Presenting senior design projects reflects the culmination of months of hard work from engineering students focused on solving real-world problems. Under normal circumstances, seniors in the Department of Industrial and Systems Engineering at the University of Iowa would have gathered for a public presentation of their work which represented months of collaboration with teammates. COVID-19 led to a fundamental change in these presentations, and students delivered their projects remotely via Zoom.
10 teams of students presented projects ranging from improved paint efficiency to creating enhanced heliport lighting guidance. Each of the groups was sponsored by organizations such as the Eastern Iowa Airport, the John Deere Manufacturing Engineering Team, and the University of Iowa Hospitals and Clinics.
“Our ISE seniors have to complete real-world projects from actual sponsors. The students work with the sponsoring organizations to shape the statement of work and to accomplish the work,” said Tom Schnell, the Captain Jim “MAX” Gross Chair, professor of industrial and systems engineering, and director of the UI’s Operator Performance Laboratory. Schnell is also the associate director of the Iowa Technology Institute. “They also learn that proper communication is very important and that even apparently simple things can sometimes turn out to be difficult. One thing is for sure, we truly appreciate the support of our project sponsors.
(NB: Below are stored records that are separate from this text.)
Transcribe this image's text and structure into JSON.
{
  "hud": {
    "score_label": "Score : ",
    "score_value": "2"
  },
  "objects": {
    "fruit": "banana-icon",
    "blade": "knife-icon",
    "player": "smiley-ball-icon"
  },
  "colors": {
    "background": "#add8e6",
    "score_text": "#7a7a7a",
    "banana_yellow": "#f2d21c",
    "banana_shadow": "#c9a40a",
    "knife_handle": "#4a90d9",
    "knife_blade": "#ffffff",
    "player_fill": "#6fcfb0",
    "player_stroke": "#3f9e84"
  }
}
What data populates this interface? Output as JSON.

Without their buy-in and involvement, we could not give our seniors such a well-rounded capstone experience.”
Senior Morgan Gagnon’s team developed a plan to optimize the painting process at HNI, one of the largest office furniture manufacturers in the world, to increase capacity and meet future demands. The team created a scheduling system that would decrease the frequency of changeovers that accounted for a lot of lost production.
“Due to COVID-19, we had to adjust the scope of our project in a few different ways. Mainly, we could not go to the facility and test our solution. This required us to do some predictive modeling to find the 'results' of our solution,” said Gagnon. “Additionally, we could not implement our solution first-hand. Alternatively, we developed a playbook to show how our solution could be implemented in the future.”
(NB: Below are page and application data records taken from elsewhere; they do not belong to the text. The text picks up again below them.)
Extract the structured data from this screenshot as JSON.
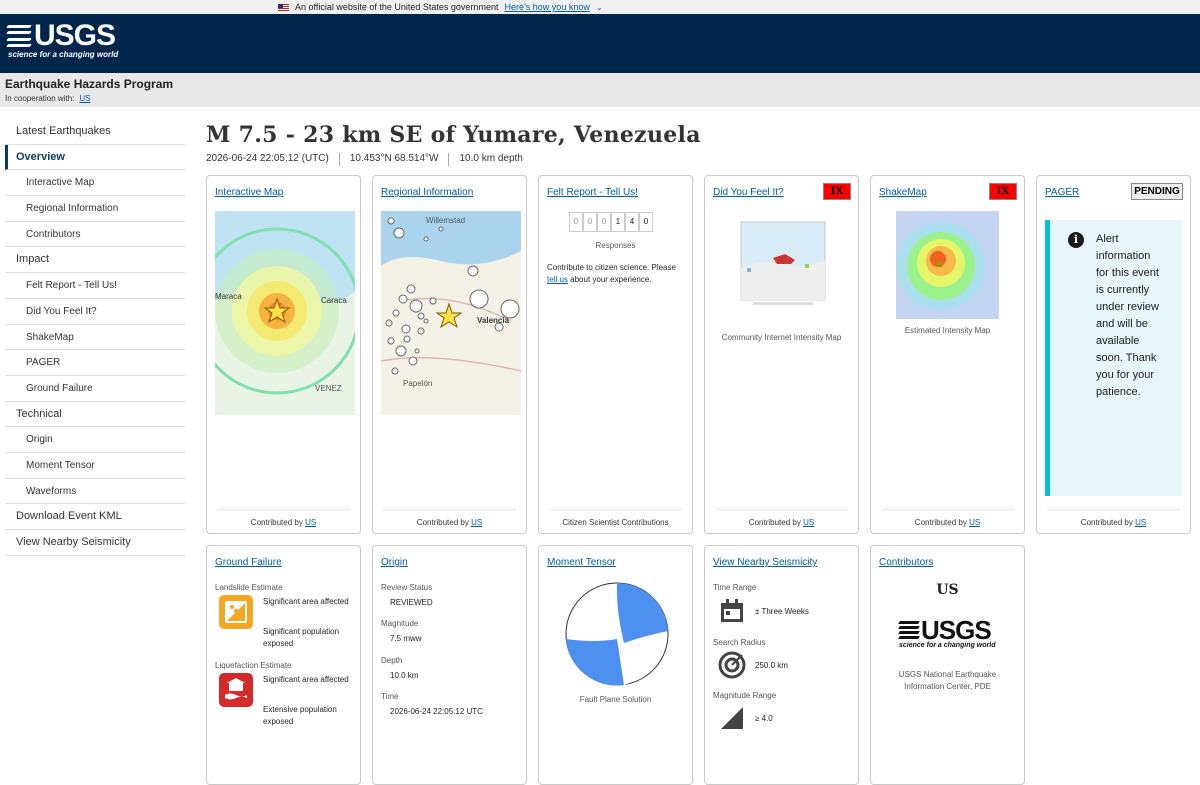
{
  "gov_banner": {
    "text": "An official website of the United States government",
    "link": "Here’s how you know"
  },
  "header": {
    "logo_text": "USGS",
    "logo_tagline": "science for a changing world"
  },
  "subheader": {
    "program": "Earthquake Hazards Program",
    "coop_label": "In cooperation with:",
    "coop_link": "US"
  },
  "sidebar": {
    "items": [
      {
        "label": "Latest Earthquakes"
      },
      {
        "label": "Overview"
      },
      {
        "label": "Interactive Map"
      },
      {
        "label": "Regional Information"
      },
      {
        "label": "Contributors"
      },
      {
        "label": "Impact"
      },
      {
        "label": "Felt Report - Tell Us!"
      },
      {
        "label": "Did You Feel It?"
      },
      {
        "label": "ShakeMap"
      },
      {
        "label": "PAGER"
      },
      {
        "label": "Ground Failure"
      },
      {
        "label": "Technical"
      },
      {
        "label": "Origin"
      },
      {
        "label": "Moment Tensor"
      },
      {
        "label": "Waveforms"
      },
      {
        "label": "Download Event KML"
      },
      {
        "label": "View Nearby Seismicity"
      }
    ]
  },
  "event": {
    "title": "M 7.5 - 23 km SE of Yumare, Venezuela",
    "time": "2026-06-24 22:05:12 (UTC)",
    "location": "10.453°N 68.514°W",
    "depth": "10.0 km depth"
  },
  "cards": {
    "contributed_by": "Contributed by",
    "contributor_link": "US",
    "interactive_map": {
      "title": "Interactive Map",
      "map_labels": [
        "Maraca",
        "Caraca",
        "VENEZ"
      ]
    },
    "regional_info": {
      "title": "Regional Information",
      "map_labels": [
        "Willemstad",
        "Valencia",
        "Papelón"
      ]
    },
    "felt_report": {
      "title": "Felt Report - Tell Us!",
      "digits": [
        "0",
        "0",
        "0",
        "1",
        "4",
        "0"
      ],
      "responses_label": "Responses",
      "text_before": "Contribute to citizen science. Please",
      "link": "tell us",
      "text_after": "about your experience.",
      "footer": "Citizen Scientist Contributions"
    },
    "dyfi": {
      "title": "Did You Feel It?",
      "badge": "IX",
      "caption": "Community Internet Intensity Map"
    },
    "shakemap": {
      "title": "ShakeMap",
      "badge": "IX",
      "caption": "Estimated Intensity Map"
    },
    "pager": {
      "title": "PAGER",
      "badge": "PENDING",
      "message": "Alert information for this event is currently under review and will be available soon. Thank you for your patience."
    },
    "ground_failure": {
      "title": "Ground Failure",
      "landslide_label": "Landslide Estimate",
      "landslide_area": "Significant area affected",
      "landslide_pop": "Significant population exposed",
      "liquefaction_label": "Liquefaction Estimate",
      "liquefaction_area": "Significant area affected",
      "liquefaction_pop": "Extensive population exposed"
    },
    "origin": {
      "title": "Origin",
      "review_label": "Review Status",
      "review_value": "REVIEWED",
      "mag_label": "Magnitude",
      "mag_value": "7.5 mww",
      "depth_label": "Depth",
      "depth_value": "10.0 km",
      "time_label": "Time",
      "time_value": "2026-06-24 22:05:12 UTC"
    },
    "moment_tensor": {
      "title": "Moment Tensor",
      "caption": "Fault Plane Solution"
    },
    "nearby": {
      "title": "View Nearby Seismicity",
      "time_label": "Time Range",
      "time_value": "± Three Weeks",
      "radius_label": "Search Radius",
      "radius_value": "250.0 km",
      "mag_label": "Magnitude Range",
      "mag_value": "≥ 4.0"
    },
    "contributors": {
      "title": "Contributors",
      "code": "US",
      "logo_text": "USGS",
      "logo_tagline": "science for a changing world",
      "name": "USGS National Earthquake Information Center, PDE"
    }
  },
  "colors": {
    "header_bg": "#00264c",
    "link": "#005ea2",
    "badge_ix": "#ff0000",
    "pager_accent": "#00bde3"
  }
}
The teams were judged by members of the department’s Advisory Board comprised of alumni who work in industry positions or in academia. Advisory Board members hold positions at corporations such as Accenture, HNI, and Whirlpool as well as universities including Texas A&M.
“The ISE senior design presentations tackled real world business problems, and the students did an excellent job, in a COVID-19 environment, in providing real client value supported by strong data and analytics,” said Robert Fuhrmann, Advisory Board member and managing director at Accenture. “These students showed that they are truly ready for the real world and can tackle any business challenge thrown their way.”
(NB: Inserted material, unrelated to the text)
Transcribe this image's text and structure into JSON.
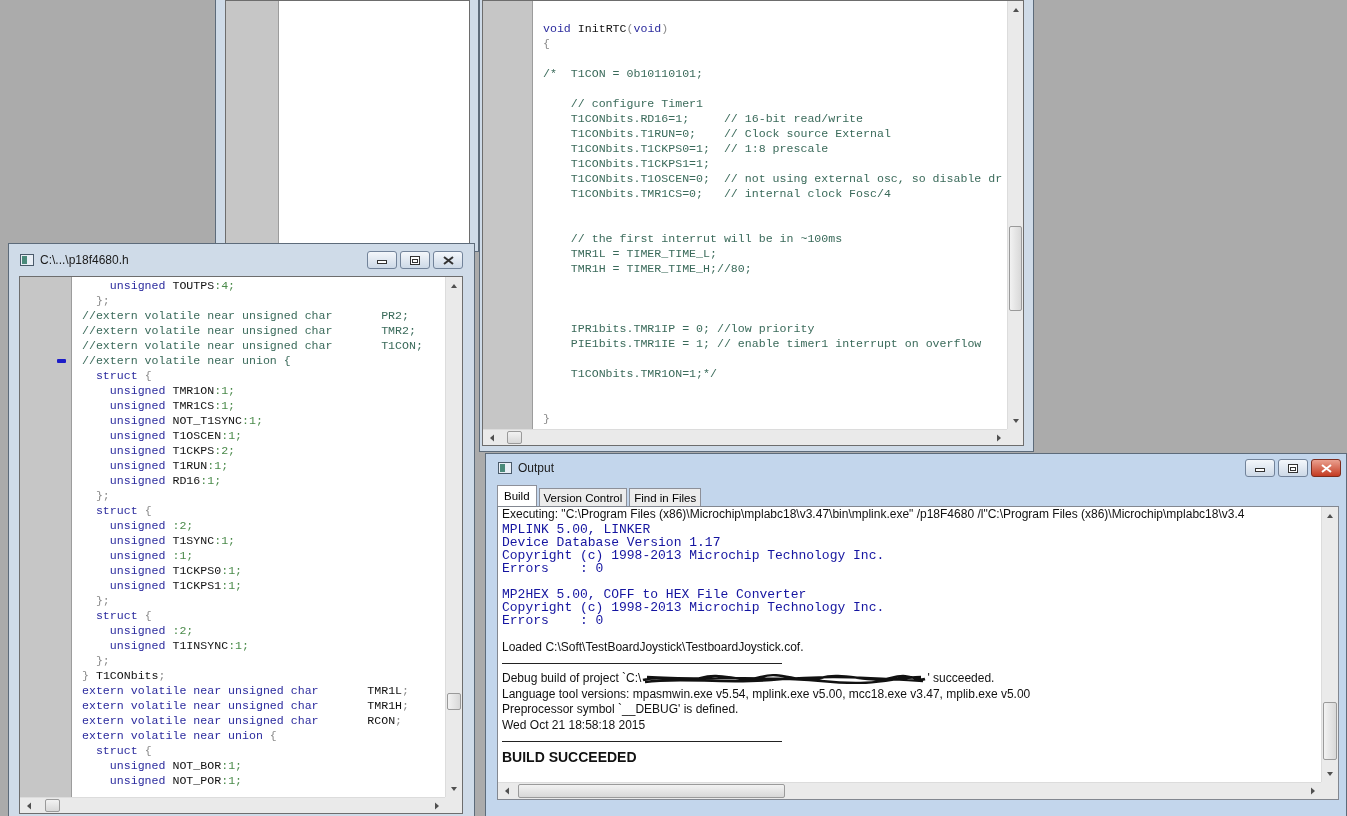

In addition to the organizations already noted, support for the projects was also provided by the University of Iowa, the UI Operator Performance Laboratory, Hon Inc., and Case New Holland Industrial.
“Although our curriculum includes many case studies and team projects, senior design provides the students with a powerful opportunity to apply their hard-won knowledge on problems of practical significance with outcomes that bring meaningful impact for our industrial partners,” said Geb Thomas, professor in and chair of the Department of Industrial and Systems Engineering. “It can be a transformational and eye-opening experience.”